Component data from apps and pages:
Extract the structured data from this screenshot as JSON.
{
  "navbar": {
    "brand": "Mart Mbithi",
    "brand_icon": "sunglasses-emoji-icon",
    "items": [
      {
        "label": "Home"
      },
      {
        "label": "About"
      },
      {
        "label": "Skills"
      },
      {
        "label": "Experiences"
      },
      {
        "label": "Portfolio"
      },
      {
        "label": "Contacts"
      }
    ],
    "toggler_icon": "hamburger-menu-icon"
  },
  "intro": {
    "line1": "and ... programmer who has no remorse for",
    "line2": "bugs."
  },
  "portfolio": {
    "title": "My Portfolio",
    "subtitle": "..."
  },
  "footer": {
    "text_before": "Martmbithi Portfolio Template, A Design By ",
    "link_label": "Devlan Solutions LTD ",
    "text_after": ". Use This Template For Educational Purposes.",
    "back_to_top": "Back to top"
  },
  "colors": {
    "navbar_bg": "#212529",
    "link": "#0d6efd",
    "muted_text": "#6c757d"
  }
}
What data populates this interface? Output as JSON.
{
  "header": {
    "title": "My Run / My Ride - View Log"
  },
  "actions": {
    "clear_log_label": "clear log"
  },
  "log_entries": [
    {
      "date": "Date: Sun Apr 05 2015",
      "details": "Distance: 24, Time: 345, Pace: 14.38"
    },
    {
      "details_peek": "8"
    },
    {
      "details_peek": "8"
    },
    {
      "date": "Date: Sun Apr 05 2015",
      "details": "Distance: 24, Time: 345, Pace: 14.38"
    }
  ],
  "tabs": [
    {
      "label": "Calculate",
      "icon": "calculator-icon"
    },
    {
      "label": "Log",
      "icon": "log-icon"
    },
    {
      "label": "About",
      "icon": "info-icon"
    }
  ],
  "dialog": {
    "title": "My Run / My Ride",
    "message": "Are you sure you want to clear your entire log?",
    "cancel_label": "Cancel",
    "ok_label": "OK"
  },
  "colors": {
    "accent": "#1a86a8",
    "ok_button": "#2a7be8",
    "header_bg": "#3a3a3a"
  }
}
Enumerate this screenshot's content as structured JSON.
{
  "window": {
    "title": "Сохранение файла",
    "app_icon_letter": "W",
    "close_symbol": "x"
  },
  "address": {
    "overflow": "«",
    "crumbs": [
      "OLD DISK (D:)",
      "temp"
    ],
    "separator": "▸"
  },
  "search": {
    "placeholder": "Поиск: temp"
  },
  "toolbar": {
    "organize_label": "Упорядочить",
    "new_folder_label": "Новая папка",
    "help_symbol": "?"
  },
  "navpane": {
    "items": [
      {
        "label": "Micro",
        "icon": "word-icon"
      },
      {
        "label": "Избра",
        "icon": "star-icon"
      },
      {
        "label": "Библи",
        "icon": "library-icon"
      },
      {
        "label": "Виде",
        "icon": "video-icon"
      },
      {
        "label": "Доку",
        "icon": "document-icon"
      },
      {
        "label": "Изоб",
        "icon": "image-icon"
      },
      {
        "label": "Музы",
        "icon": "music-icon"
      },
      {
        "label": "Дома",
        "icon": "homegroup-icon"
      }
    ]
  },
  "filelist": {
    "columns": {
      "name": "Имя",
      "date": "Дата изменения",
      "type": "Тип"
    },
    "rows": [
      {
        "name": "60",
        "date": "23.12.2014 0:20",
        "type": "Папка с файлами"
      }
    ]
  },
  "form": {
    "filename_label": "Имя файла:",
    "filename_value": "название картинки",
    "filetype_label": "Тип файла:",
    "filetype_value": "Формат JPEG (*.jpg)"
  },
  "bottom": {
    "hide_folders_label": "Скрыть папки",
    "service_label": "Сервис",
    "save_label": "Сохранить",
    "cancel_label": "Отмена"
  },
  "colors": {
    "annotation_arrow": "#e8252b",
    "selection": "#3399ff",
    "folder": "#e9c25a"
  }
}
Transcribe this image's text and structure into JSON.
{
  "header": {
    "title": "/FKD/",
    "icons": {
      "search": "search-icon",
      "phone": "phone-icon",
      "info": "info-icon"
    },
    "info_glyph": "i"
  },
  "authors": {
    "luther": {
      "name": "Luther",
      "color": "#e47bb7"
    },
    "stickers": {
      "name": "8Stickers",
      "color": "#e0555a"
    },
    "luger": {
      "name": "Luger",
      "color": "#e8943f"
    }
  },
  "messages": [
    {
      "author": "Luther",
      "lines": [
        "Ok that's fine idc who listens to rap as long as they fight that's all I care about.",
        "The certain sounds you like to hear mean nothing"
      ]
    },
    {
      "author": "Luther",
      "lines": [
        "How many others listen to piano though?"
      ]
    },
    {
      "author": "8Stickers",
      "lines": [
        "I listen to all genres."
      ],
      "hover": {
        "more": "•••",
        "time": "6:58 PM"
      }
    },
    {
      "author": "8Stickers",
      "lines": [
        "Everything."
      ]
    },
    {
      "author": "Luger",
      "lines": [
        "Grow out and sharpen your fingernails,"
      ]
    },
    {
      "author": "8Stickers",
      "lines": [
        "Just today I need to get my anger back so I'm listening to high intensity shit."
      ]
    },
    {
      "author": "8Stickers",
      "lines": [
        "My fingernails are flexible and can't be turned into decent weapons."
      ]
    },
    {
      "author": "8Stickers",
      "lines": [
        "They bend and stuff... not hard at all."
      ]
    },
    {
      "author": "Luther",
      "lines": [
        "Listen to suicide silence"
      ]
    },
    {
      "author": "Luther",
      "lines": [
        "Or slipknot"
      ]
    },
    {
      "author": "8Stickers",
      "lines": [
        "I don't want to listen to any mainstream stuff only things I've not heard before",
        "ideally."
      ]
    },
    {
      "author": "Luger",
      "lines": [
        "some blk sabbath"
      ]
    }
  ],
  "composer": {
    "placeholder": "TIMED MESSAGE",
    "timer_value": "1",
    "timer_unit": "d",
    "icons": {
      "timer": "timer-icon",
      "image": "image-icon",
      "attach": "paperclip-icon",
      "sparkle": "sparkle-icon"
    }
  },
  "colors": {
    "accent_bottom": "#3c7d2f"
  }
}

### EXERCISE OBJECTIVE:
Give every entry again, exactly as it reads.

### TASK RESULT:
Extract the structured data from this screenshot as JSON.
{
  "navbar": {
    "brand": "Mart Mbithi",
    "brand_icon": "sunglasses-emoji-icon",
    "items": [
      {
        "label": "Home"
      },
      {
        "label": "About"
      },
      {
        "label": "Skills"
      },
      {
        "label": "Experiences"
      },
      {
        "label": "Portfolio"
      },
      {
        "label": "Contacts"
      }
    ],
    "toggler_icon": "hamburger-menu-icon"
  },
  "intro": {
    "line1": "and ... programmer who has no remorse for",
    "line2": "bugs."
  },
  "portfolio": {
    "title": "My Portfolio",
    "subtitle": "..."
  },
  "footer": {
    "text_before": "Martmbithi Portfolio Template, A Design By ",
    "link_label": "Devlan Solutions LTD ",
    "text_after": ". Use This Template For Educational Purposes.",
    "back_to_top": "Back to top"
  },
  "colors": {
    "navbar_bg": "#212529",
    "link": "#0d6efd",
    "muted_text": "#6c757d"
  }
}
What data populates this interface? Output as JSON.
{
  "header": {
    "title": "My Run / My Ride - View Log"
  },
  "actions": {
    "clear_log_label": "clear log"
  },
  "log_entries": [
    {
      "date": "Date: Sun Apr 05 2015",
      "details": "Distance: 24, Time: 345, Pace: 14.38"
    },
    {
      "details_peek": "8"
    },
    {
      "details_peek": "8"
    },
    {
      "date": "Date: Sun Apr 05 2015",
      "details": "Distance: 24, Time: 345, Pace: 14.38"
    }
  ],
  "tabs": [
    {
      "label": "Calculate",
      "icon": "calculator-icon"
    },
    {
      "label": "Log",
      "icon": "log-icon"
    },
    {
      "label": "About",
      "icon": "info-icon"
    }
  ],
  "dialog": {
    "title": "My Run / My Ride",
    "message": "Are you sure you want to clear your entire log?",
    "cancel_label": "Cancel",
    "ok_label": "OK"
  },
  "colors": {
    "accent": "#1a86a8",
    "ok_button": "#2a7be8",
    "header_bg": "#3a3a3a"
  }
}
Enumerate this screenshot's content as structured JSON.
{
  "window": {
    "title": "Сохранение файла",
    "app_icon_letter": "W",
    "close_symbol": "x"
  },
  "address": {
    "overflow": "«",
    "crumbs": [
      "OLD DISK (D:)",
      "temp"
    ],
    "separator": "▸"
  },
  "search": {
    "placeholder": "Поиск: temp"
  },
  "toolbar": {
    "organize_label": "Упорядочить",
    "new_folder_label": "Новая папка",
    "help_symbol": "?"
  },
  "navpane": {
    "items": [
      {
        "label": "Micro",
        "icon": "word-icon"
      },
      {
        "label": "Избра",
        "icon": "star-icon"
      },
      {
        "label": "Библи",
        "icon": "library-icon"
      },
      {
        "label": "Виде",
        "icon": "video-icon"
      },
      {
        "label": "Доку",
        "icon": "document-icon"
      },
      {
        "label": "Изоб",
        "icon": "image-icon"
      },
      {
        "label": "Музы",
        "icon": "music-icon"
      },
      {
        "label": "Дома",
        "icon": "homegroup-icon"
      }
    ]
  },
  "filelist": {
    "columns": {
      "name": "Имя",
      "date": "Дата изменения",
      "type": "Тип"
    },
    "rows": [
      {
        "name": "60",
        "date": "23.12.2014 0:20",
        "type": "Папка с файлами"
      }
    ]
  },
  "form": {
    "filename_label": "Имя файла:",
    "filename_value": "название картинки",
    "filetype_label": "Тип файла:",
    "filetype_value": "Формат JPEG (*.jpg)"
  },
  "bottom": {
    "hide_folders_label": "Скрыть папки",
    "service_label": "Сервис",
    "save_label": "Сохранить",
    "cancel_label": "Отмена"
  },
  "colors": {
    "annotation_arrow": "#e8252b",
    "selection": "#3399ff",
    "folder": "#e9c25a"
  }
}
Transcribe this image's text and structure into JSON.
{
  "header": {
    "title": "/FKD/",
    "icons": {
      "search": "search-icon",
      "phone": "phone-icon",
      "info": "info-icon"
    },
    "info_glyph": "i"
  },
  "authors": {
    "luther": {
      "name": "Luther",
      "color": "#e47bb7"
    },
    "stickers": {
      "name": "8Stickers",
      "color": "#e0555a"
    },
    "luger": {
      "name": "Luger",
      "color": "#e8943f"
    }
  },
  "messages": [
    {
      "author": "Luther",
      "lines": [
        "Ok that's fine idc who listens to rap as long as they fight that's all I care about.",
        "The certain sounds you like to hear mean nothing"
      ]
    },
    {
      "author": "Luther",
      "lines": [
        "How many others listen to piano though?"
      ]
    },
    {
      "author": "8Stickers",
      "lines": [
        "I listen to all genres."
      ],
      "hover": {
        "more": "•••",
        "time": "6:58 PM"
      }
    },
    {
      "author": "8Stickers",
      "lines": [
        "Everything."
      ]
    },
    {
      "author": "Luger",
      "lines": [
        "Grow out and sharpen your fingernails,"
      ]
    },
    {
      "author": "8Stickers",
      "lines": [
        "Just today I need to get my anger back so I'm listening to high intensity shit."
      ]
    },
    {
      "author": "8Stickers",
      "lines": [
        "My fingernails are flexible and can't be turned into decent weapons."
      ]
    },
    {
      "author": "8Stickers",
      "lines": [
        "They bend and stuff... not hard at all."
      ]
    },
    {
      "author": "Luther",
      "lines": [
        "Listen to suicide silence"
      ]
    },
    {
      "author": "Luther",
      "lines": [
        "Or slipknot"
      ]
    },
    {
      "author": "8Stickers",
      "lines": [
        "I don't want to listen to any mainstream stuff only things I've not heard before",
        "ideally."
      ]
    },
    {
      "author": "Luger",
      "lines": [
        "some blk sabbath"
      ]
    }
  ],
  "composer": {
    "placeholder": "TIMED MESSAGE",
    "timer_value": "1",
    "timer_unit": "d",
    "icons": {
      "timer": "timer-icon",
      "image": "image-icon",
      "attach": "paperclip-icon",
      "sparkle": "sparkle-icon"
    }
  },
  "colors": {
    "accent_bottom": "#3c7d2f"
  }
}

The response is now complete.